When working with a class of 13 years old students identifying the values they held and the positive qualities they were developing, we used an art journal to record their work . . . some found it really challenging so I developed a simple way for them to critique their work when they didn’t like the results using three quick questions.
1. What, specifically, don’t you like. It was often something quite small such as the way some lettering went off the page. This helped me know what to teach them next or, better still, which other student could teach them something about layout or lettering etc.
2. What details do you like (so you can do it again and share it with someone struggling . . . see #1)? If I did this again I ask the kids to add their names to a skills list so that others could use it as a reference for support.
3. What are some ways you can improve on what you have done? We developed the ‘step away’ assessment to help with this question . . . prop it up, take four big steps back and look at what the work might need.

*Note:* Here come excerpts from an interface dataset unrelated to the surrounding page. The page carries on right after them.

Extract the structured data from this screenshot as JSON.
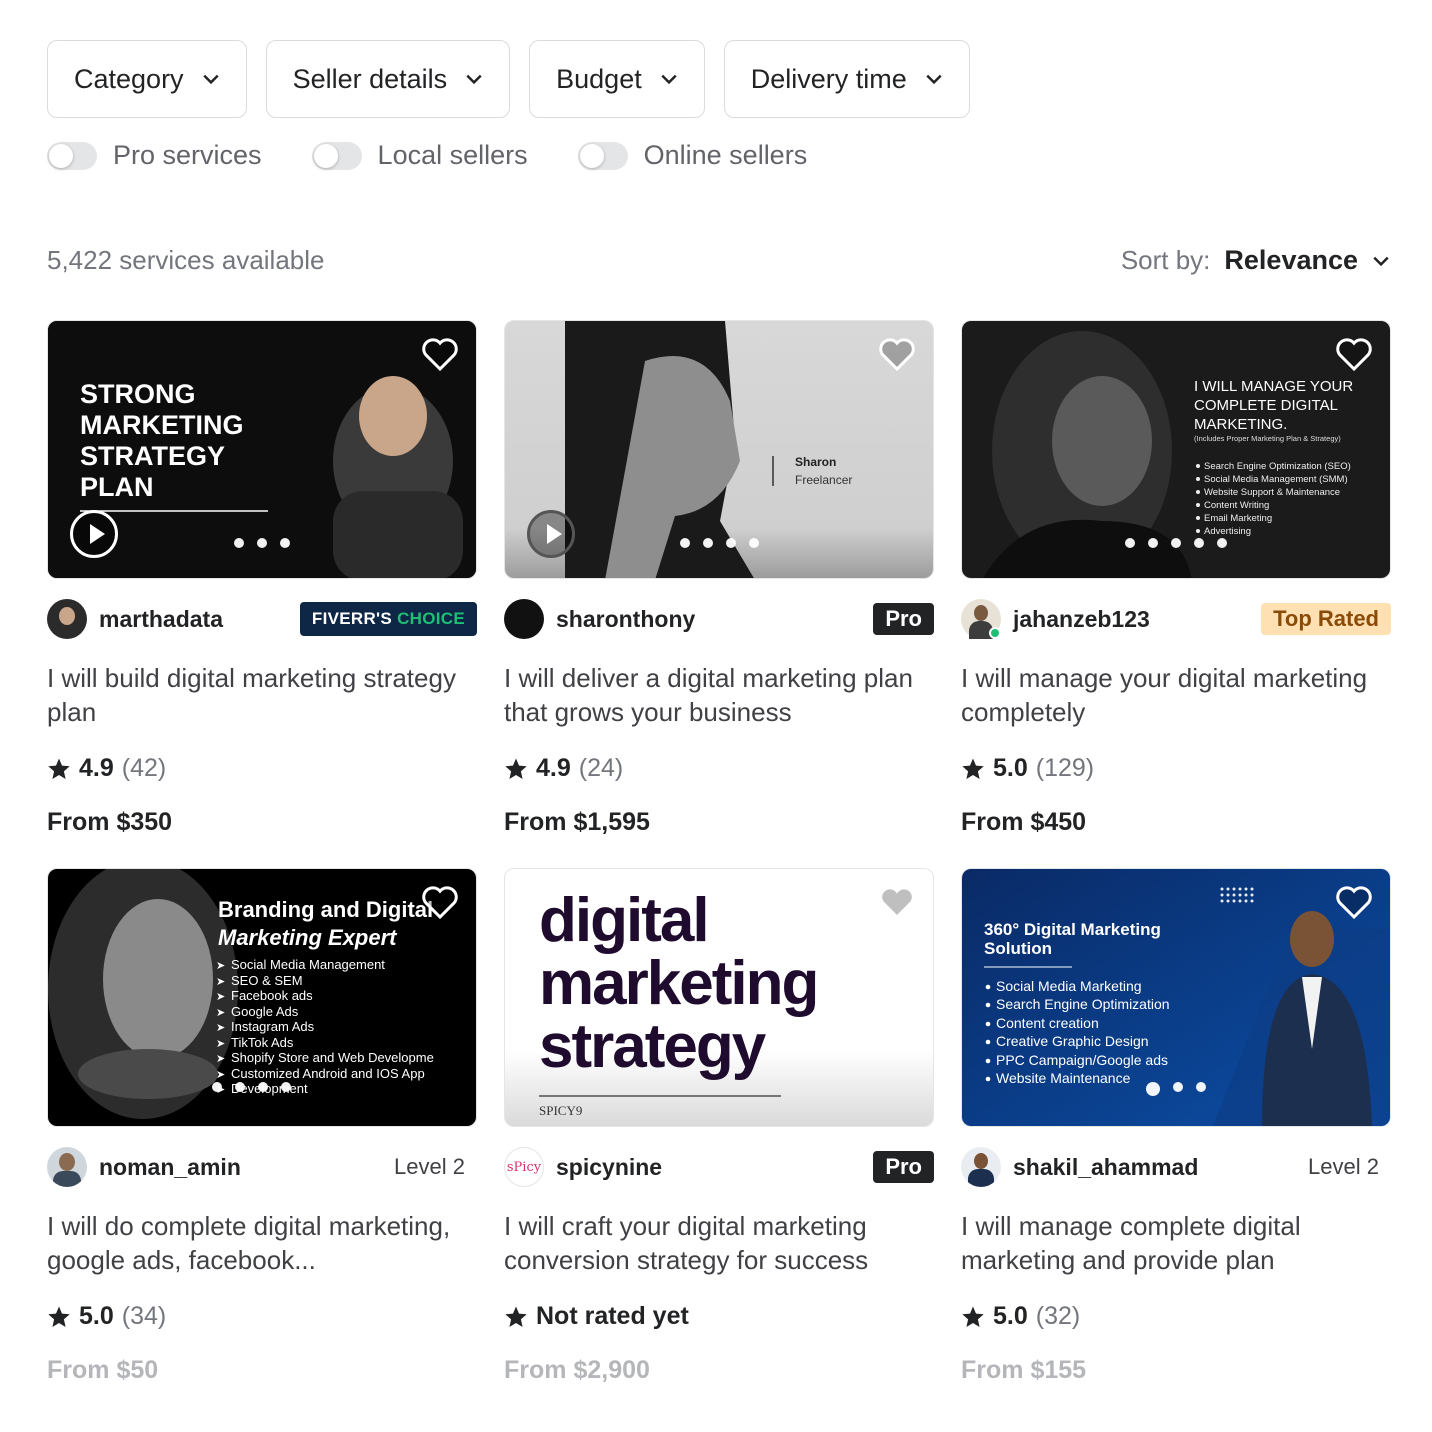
{
  "filters": [
    "Category",
    "Seller details",
    "Budget",
    "Delivery time"
  ],
  "toggles": [
    "Pro services",
    "Local sellers",
    "Online sellers"
  ],
  "results": {
    "count_text": "5,422 services available"
  },
  "sort": {
    "label": "Sort by:",
    "value": "Relevance"
  },
  "gigs": [
    {
      "seller": "marthadata",
      "badge": "FIVERR'S CHOICE",
      "badge_a": "FIVERR'S ",
      "badge_b": "CHOICE",
      "badge_type": "choice",
      "title": "I will build digital marketing strategy plan",
      "score": "4.9",
      "reviews": "(42)",
      "price": "From $350",
      "thumb_lines": [
        "STRONG",
        "MARKETING",
        "STRATEGY",
        "PLAN"
      ]
    },
    {
      "seller": "sharonthony",
      "badge": "Pro",
      "badge_type": "pro",
      "title": "I will deliver a digital marketing plan that grows your business",
      "score": "4.9",
      "reviews": "(24)",
      "price": "From $1,595",
      "thumb_name": "Sharon",
      "thumb_role": "Freelancer"
    },
    {
      "seller": "jahanzeb123",
      "badge": "Top Rated",
      "badge_type": "top",
      "title": "I will manage your digital marketing completely",
      "score": "5.0",
      "reviews": "(129)",
      "price": "From $450",
      "thumb_lines": [
        "I WILL MANAGE YOUR",
        "COMPLETE DIGITAL",
        "MARKETING."
      ],
      "thumb_sub": "(Includes Proper Marketing Plan & Strategy)",
      "thumb_items": [
        "Search Engine Optimization (SEO)",
        "Social Media Management (SMM)",
        "Website Support & Maintenance",
        "Content Writing",
        "Email Marketing",
        "Advertising"
      ]
    },
    {
      "seller": "noman_amin",
      "badge": "Level 2",
      "badge_type": "level",
      "title": "I will do complete digital marketing, google ads, facebook...",
      "score": "5.0",
      "reviews": "(34)",
      "price": "From $50",
      "thumb_lines": [
        "Branding and Digital",
        "Marketing Expert"
      ],
      "thumb_items": [
        "Social Media Management",
        "SEO & SEM",
        "Facebook ads",
        "Google Ads",
        "Instagram Ads",
        "TikTok Ads",
        "Shopify Store and Web Developme",
        "Customized Android and IOS App",
        "Development"
      ]
    },
    {
      "seller": "spicynine",
      "badge": "Pro",
      "badge_type": "pro",
      "title": "I will craft your digital marketing conversion strategy for success",
      "score": "Not rated yet",
      "reviews": "",
      "price": "From $2,900",
      "thumb_lines": [
        "digital",
        "marketing",
        "strategy"
      ],
      "thumb_footer": "SPICY9"
    },
    {
      "seller": "shakil_ahammad",
      "badge": "Level 2",
      "badge_type": "level",
      "title": "I will manage complete digital marketing and provide plan",
      "score": "5.0",
      "reviews": "(32)",
      "price": "From $155",
      "thumb_lines": [
        "360° Digital Marketing",
        "Solution"
      ],
      "thumb_items": [
        "Social Media Marketing",
        "Search Engine Optimization",
        "Content creation",
        "Creative Graphic Design",
        "PPC Campaign/Google ads",
        "Website Maintenance"
      ]
    }
  ],
  "colors": {
    "accent_green": "#1dbf73",
    "choice_bg": "#0f2747",
    "top_rated_bg": "#ffe0b3",
    "text": "#222325",
    "muted": "#74767e"
  }
}
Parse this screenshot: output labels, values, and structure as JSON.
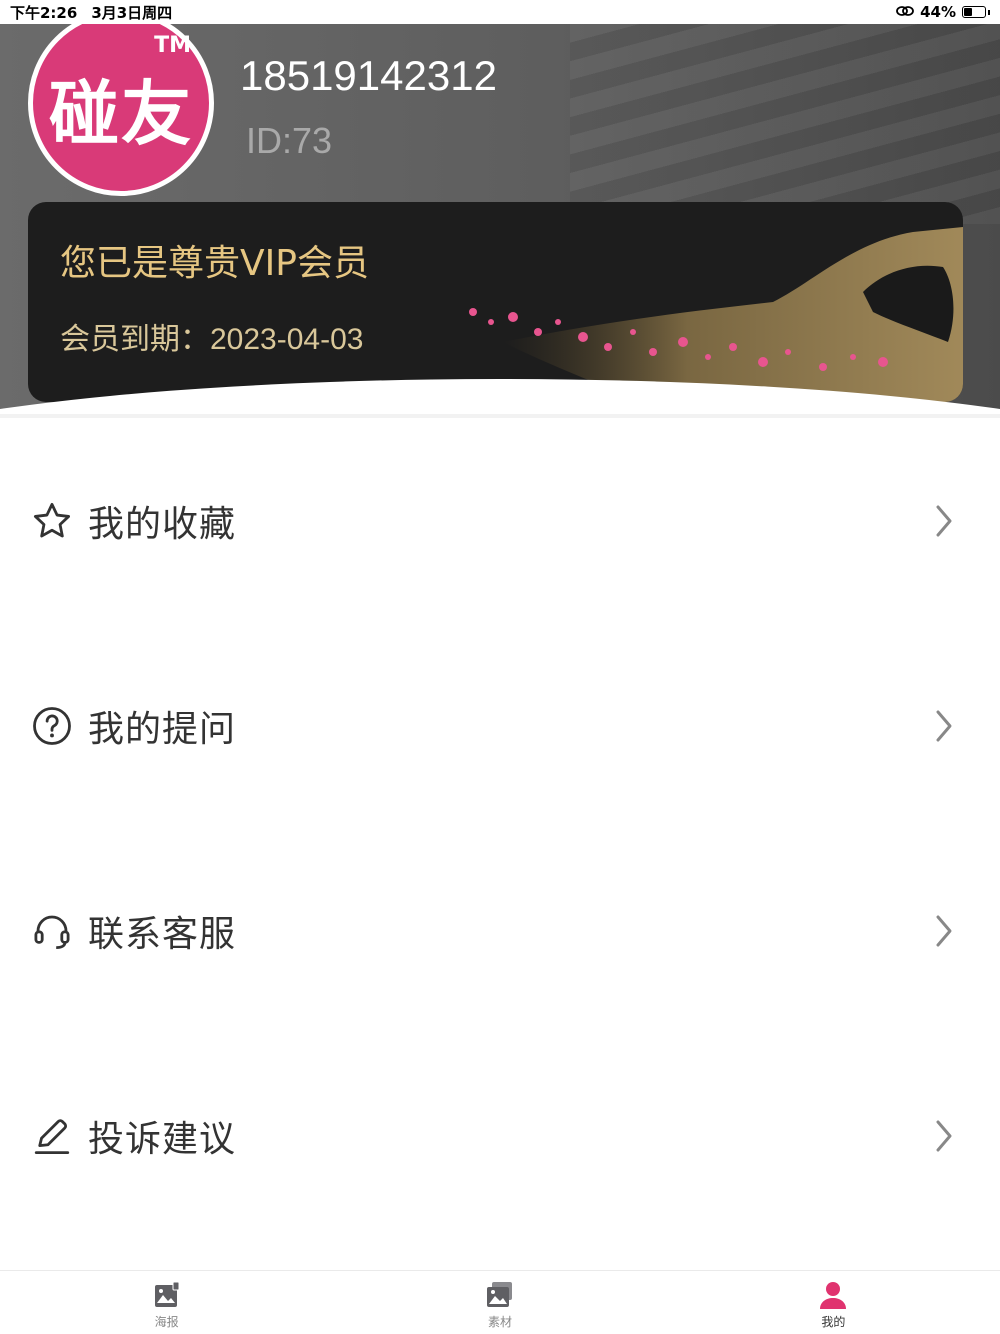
{
  "status_bar": {
    "time": "下午2:26",
    "date": "3月3日周四",
    "battery": "44%",
    "battery_level": 0.44
  },
  "profile": {
    "avatar_text": "碰友",
    "avatar_tm": "TM",
    "phone": "18519142312",
    "id": "ID:73"
  },
  "vip": {
    "title": "您已是尊贵VIP会员",
    "expire": "会员到期：2023-04-03"
  },
  "menu": {
    "items": [
      {
        "label": "我的收藏",
        "icon": "star-icon"
      },
      {
        "label": "我的提问",
        "icon": "question-circle-icon"
      },
      {
        "label": "联系客服",
        "icon": "headset-icon"
      },
      {
        "label": "投诉建议",
        "icon": "edit-icon"
      }
    ]
  },
  "tabbar": {
    "tabs": [
      {
        "label": "海报",
        "icon": "poster-icon",
        "active": false
      },
      {
        "label": "素材",
        "icon": "gallery-icon",
        "active": false
      },
      {
        "label": "我的",
        "icon": "user-icon",
        "active": true
      }
    ]
  },
  "colors": {
    "brand": "#d93a78",
    "vip_gold": "#e6c682",
    "active_tab": "#e0336f"
  }
}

We also developed, in groups, peers critiques where people noted what really stood out for them, especially if they though it something they could do. If a student asked for support in the form of a question such as “What would you do next if this was your work?” or “Who can anyone show me how to do XYZ better?” a suggestion could be made . . . other wise it was positive feedback only.
As a result students became adept at finding what worked well and didn’t dismiss their efforts so lightly. They also saw that many other struggled with the same things as they did.
So why am I telling you this? Because I attended a workshop with Gill Allen on the weekend and didn’t like every aspect of everything I did. By applying the same three questions, I came up with just a couple of things I didn’t like and a longer list of successes.
The overall composition doesn’t really appeal to me so I learned that I should go with my first impulse when making a choice. What It learned though, is that by sticking with the choice it was more of a challenge. And I learned more about manipulating acrylic paint because that became the focus and not getting the composition right . . . I had no picture in my head to perfect.
I haven’t touched charcoal for years and did very little and I really enjoyed getting my fingers in there . . . it was a great way to warm up.
I like details, little squiggly details . . . even in charcoal.
I enjoyed the limitations place on us by the exercise because it allowed a certain freedom to experiment. Being pushed out of my default way of working also meant I learnt more.
I loved painting BIG with a BIG 2 inch brush and I’d like to have a go at painting BIGGER with a BIGGER brush.
Tiny pops of colour can make a big difference . . . even of a big painting.
And this morning? How do I feel this morning about the images? I can see what needed a little more thought when I sketched out the original image and what could be changed now so using the ‘step away’ assessment more would have been helpful yesterday. And I still like what I liked yesterday, especially those little scarlet dots.
Goals achieved (have fun and learn something), a great day . . . thanks Gill